[Exercise]
Go through the entries and copy every line that has the string "from" in it.

[Data]
[Start of Attachment]
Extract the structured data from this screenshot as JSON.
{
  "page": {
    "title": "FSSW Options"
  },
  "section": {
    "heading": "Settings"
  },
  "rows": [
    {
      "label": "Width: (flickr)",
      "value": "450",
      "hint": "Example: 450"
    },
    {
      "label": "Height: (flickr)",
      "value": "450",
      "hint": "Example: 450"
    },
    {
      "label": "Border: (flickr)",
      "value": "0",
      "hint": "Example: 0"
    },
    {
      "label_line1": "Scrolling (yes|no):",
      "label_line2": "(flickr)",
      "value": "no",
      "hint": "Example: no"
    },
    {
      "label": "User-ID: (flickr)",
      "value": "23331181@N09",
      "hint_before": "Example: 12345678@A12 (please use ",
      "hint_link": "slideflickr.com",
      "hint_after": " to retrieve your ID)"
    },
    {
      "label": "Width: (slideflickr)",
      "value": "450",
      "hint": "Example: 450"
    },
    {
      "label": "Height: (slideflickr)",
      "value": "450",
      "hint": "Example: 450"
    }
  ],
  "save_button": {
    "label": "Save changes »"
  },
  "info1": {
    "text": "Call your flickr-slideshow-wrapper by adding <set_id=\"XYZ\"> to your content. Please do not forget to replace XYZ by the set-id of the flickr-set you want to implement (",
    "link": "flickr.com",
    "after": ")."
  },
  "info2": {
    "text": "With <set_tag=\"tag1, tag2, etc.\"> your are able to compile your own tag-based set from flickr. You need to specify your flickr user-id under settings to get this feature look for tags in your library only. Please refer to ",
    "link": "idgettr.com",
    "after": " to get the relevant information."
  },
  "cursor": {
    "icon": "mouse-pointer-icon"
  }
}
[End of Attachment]
[Solution to the exercise]
Extract the structured data from this screenshot as JSON.
    "text": "With <set_tag=\"tag1, tag2, etc.\"> your are able to compile your own tag-based set from flickr. You need to specify your flickr user-id under settings to get this feature look for tags in your library only. Please refer to ",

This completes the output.